Almost 60 societies in science, technology, engineering, mathematics and medicine (STEMM) have formed a consortium to tackle sexual harassment. Announced at the annual meeting of AAAS in Washington, DC, the consortium has begun to collect model policies, law guidance as well as tools to prevent and respond to sexual and gender harassment in STEMM….Shirley Malcom, AAAS senior advisor and director of SEA Change, says that many of the consortium members are working to become SEA Change providers.

People listening to a presentation
Michael Colella/AAAS

Boston University, the University of California, Davis and the University of Massachusetts Lowell are being recognized by AAAS for their commitment to diversity, equity and inclusion in STEM and furthering positive change in their institution's relevant policies and practice. The STEM Equity Achievement (SEA) Change initiative at AAAS will present the three universities with a Bronze Award on February 13, 2019 at the AAAS Annual Meeting.

AAAS auditorium during a presentation
Adam Cohen/AAAS
AAAS News|

An initiative designed to prompt academic institutions to adopt systemic changes to attract, retain and advance underrepresented minority groups, women and people with disabilities in the fields of science, technology, engineering and mathematics has gained the attention of the National Academies of Science, Engineering and Medicine.

Students in a lecture hall
University of Warwick students/University of Warwick
AAAS News|

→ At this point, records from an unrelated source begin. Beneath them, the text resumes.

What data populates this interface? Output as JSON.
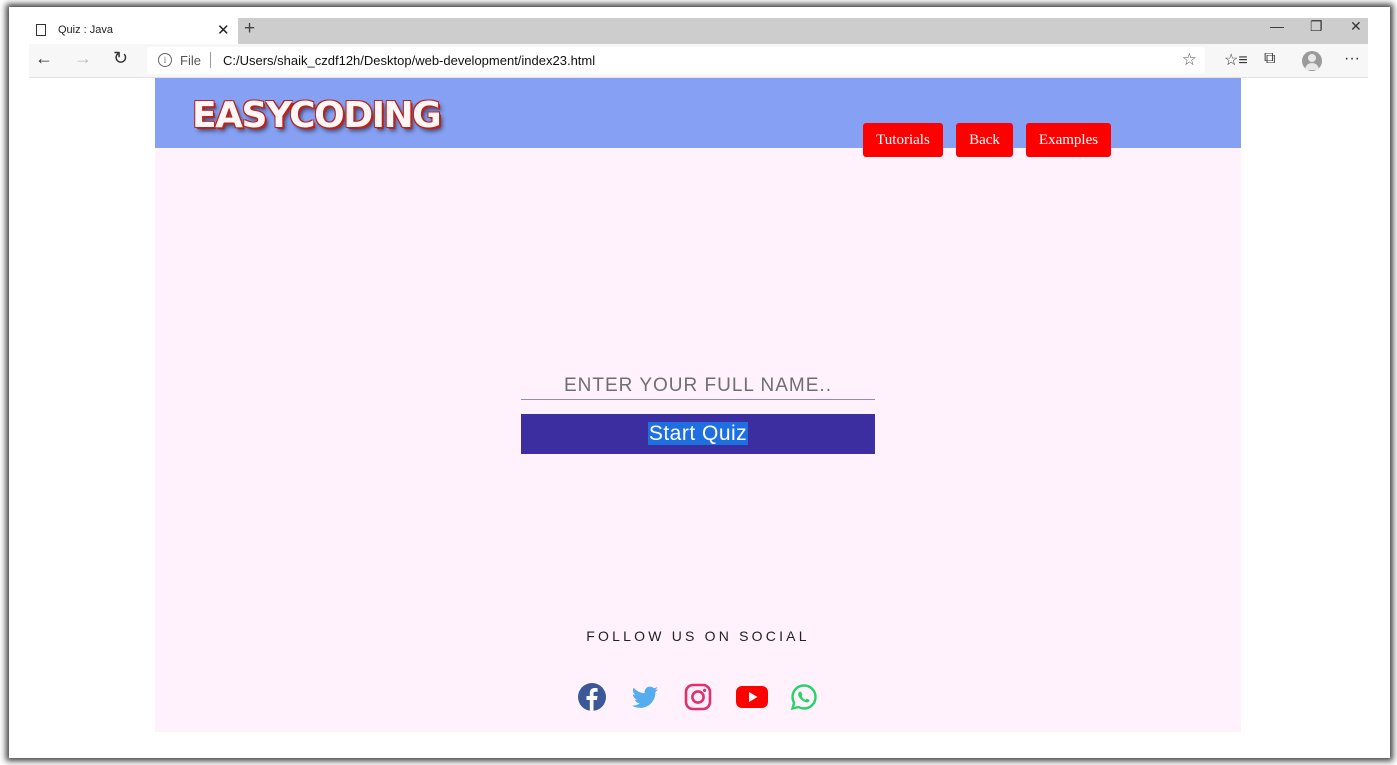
{
  "browser": {
    "tab_title": "Quiz : Java",
    "new_tab": "+",
    "tab_close": "✕",
    "address_scheme": "File",
    "address_url": "C:/Users/shaik_czdf12h/Desktop/web-development/index23.html"
  },
  "header": {
    "logo": "EASYCODING",
    "nav": [
      "Tutorials",
      "Back",
      "Examples"
    ],
    "background": "#86a0f3",
    "button_color": "#ff0000"
  },
  "quiz": {
    "name_placeholder": "ENTER YOUR FULL NAME..",
    "name_value": "",
    "start_label": "Start Quiz"
  },
  "footer": {
    "follow_text": "FOLLOW US ON SOCIAL",
    "social_icons": [
      "facebook-icon",
      "twitter-icon",
      "instagram-icon",
      "youtube-icon",
      "whatsapp-icon"
    ]
  }
}
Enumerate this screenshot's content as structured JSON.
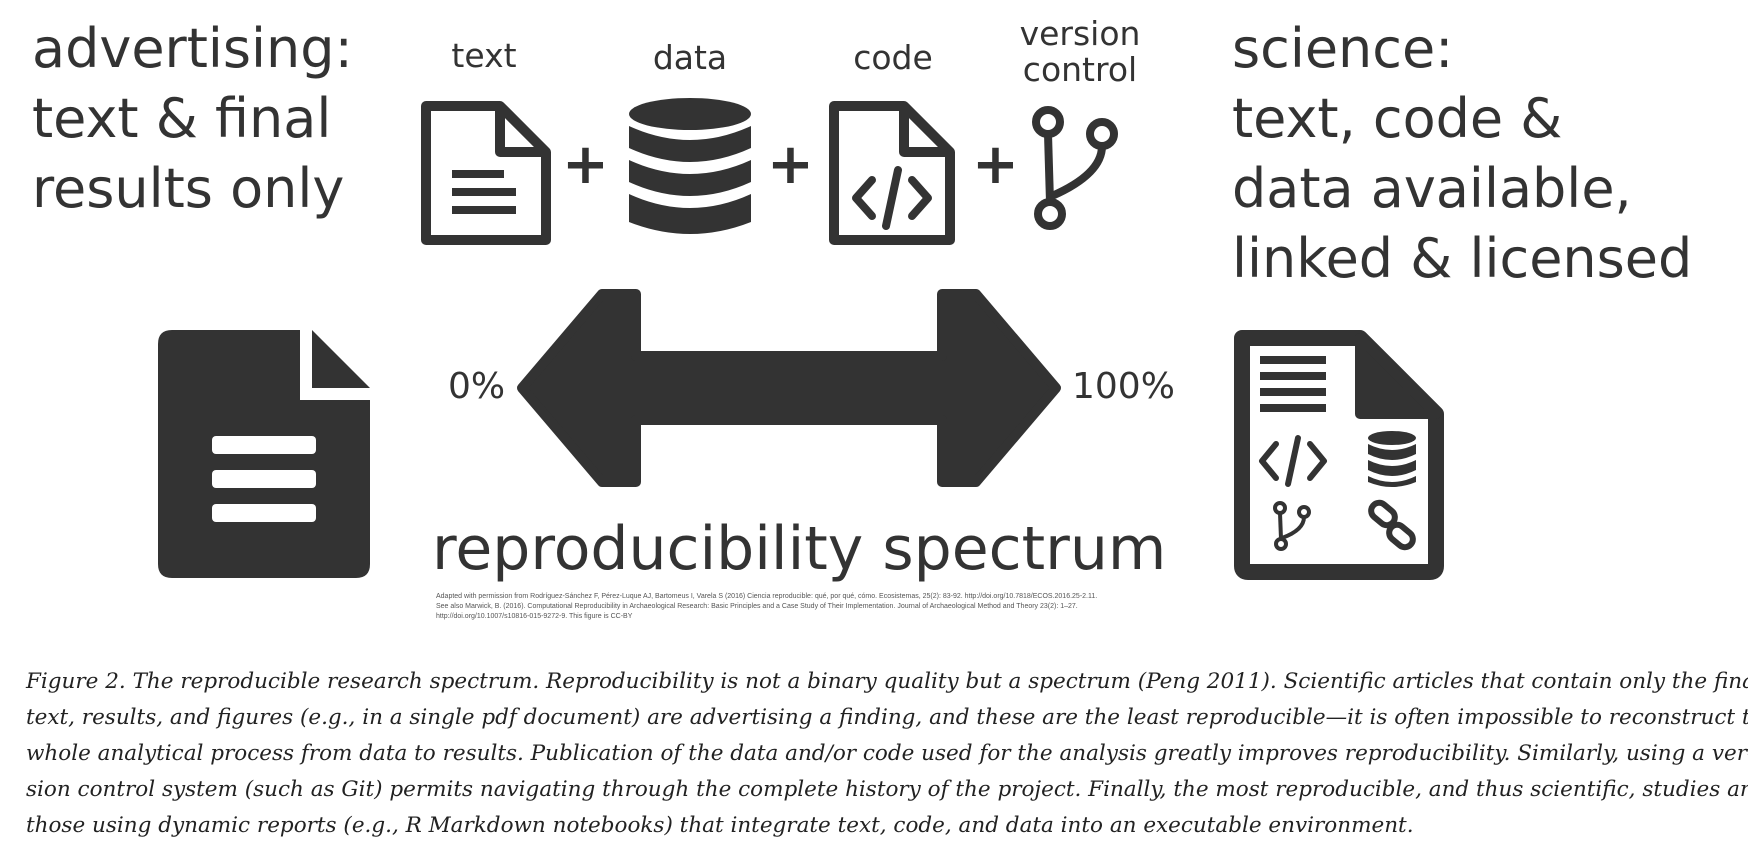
{
  "left_heading": [
    "advertising:",
    "text & final",
    "results only"
  ],
  "right_heading": [
    "science:",
    "text, code &",
    "data available,",
    "linked & licensed"
  ],
  "components": {
    "text": "text",
    "data": "data",
    "code": "code",
    "version_control": [
      "version",
      "control"
    ],
    "plus_sign": "+"
  },
  "spectrum": {
    "left_percent": "0%",
    "right_percent": "100%",
    "label": "reproducibility spectrum"
  },
  "attribution": [
    "Adapted with permission from Rodríguez-Sánchez F, Pérez-Luque AJ, Bartomeus I, Varela S (2016) Ciencia reproducible: qué, por qué, cómo. Ecosistemas, 25(2): 83-92. http://doi.org/10.7818/ECOS.2016.25-2.11.",
    "See also Marwick, B. (2016). Computational Reproducibility in Archaeological Research: Basic Principles and a Case Study of Their Implementation. Journal of Archaeological Method and Theory 23(2): 1–27.",
    "http://doi.org/10.1007/s10816-015-9272-9. This figure is CC-BY"
  ],
  "caption_lines": [
    "Figure 2. The reproducible research spectrum. Reproducibility is not a binary quality but a spectrum (Peng 2011). Scientific articles that contain only the final",
    "text, results, and figures (e.g., in a single pdf document) are advertising a finding, and these are the least reproducible—it is often impossible to reconstruct the",
    "whole analytical process from data to results. Publication of the data and/or code used for the analysis greatly improves reproducibility. Similarly, using a ver-",
    "sion control system (such as Git) permits navigating through the complete history of the project. Finally, the most reproducible, and thus scientific, studies are",
    "those using dynamic reports (e.g., R Markdown notebooks) that integrate text, code, and data into an executable environment."
  ],
  "icons": [
    "text-document-icon",
    "database-icon",
    "code-document-icon",
    "version-control-icon",
    "document-filled-icon",
    "double-arrow-icon",
    "full-document-icon",
    "code-tag-icon",
    "small-database-icon",
    "small-branch-icon",
    "link-icon"
  ],
  "colors": {
    "ink": "#333333"
  }
}
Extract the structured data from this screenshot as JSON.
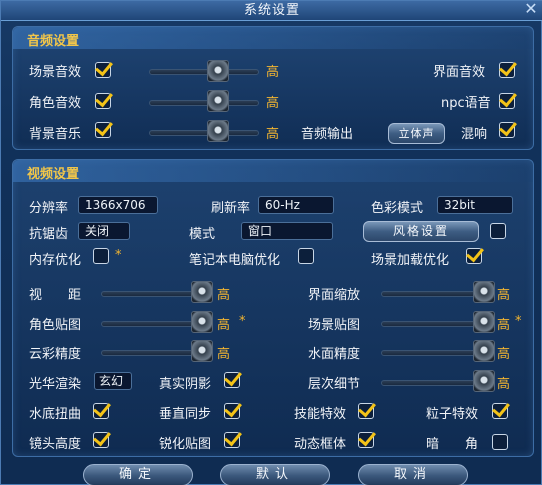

AAAS is working with colleges and universities to create institutional systems to improve the outcomes and opportunities for underrepresented and underserved groups in science, technology, engineering and mathematics.

An image of a scientist using a microscope
Christopher Furlong/Getty
Nature News|

The United States is set to trial a version that will also cover race and disability, while other countries have already embraced the voluntary rating system. In addition to gender equality, the US project — called STEM Equity Achievement Change (SEA Change) — will assess inclusiveness with regards to race, ethnicity, sexual orientation, disability, socioeconomic status and other marginalized groups, says Shirley Malcom, who directs the education and human-resources programmes at the American Association for the Advancement of Science (AAAS) in Washington DC, which will oversee the project. The US effort will assess the experiences of both students and university staff. “We’ve had a lot of intervention programmes and it’s not moving the needle,” says Malcom. “We are exploring this strategy in order to try something that’s better.”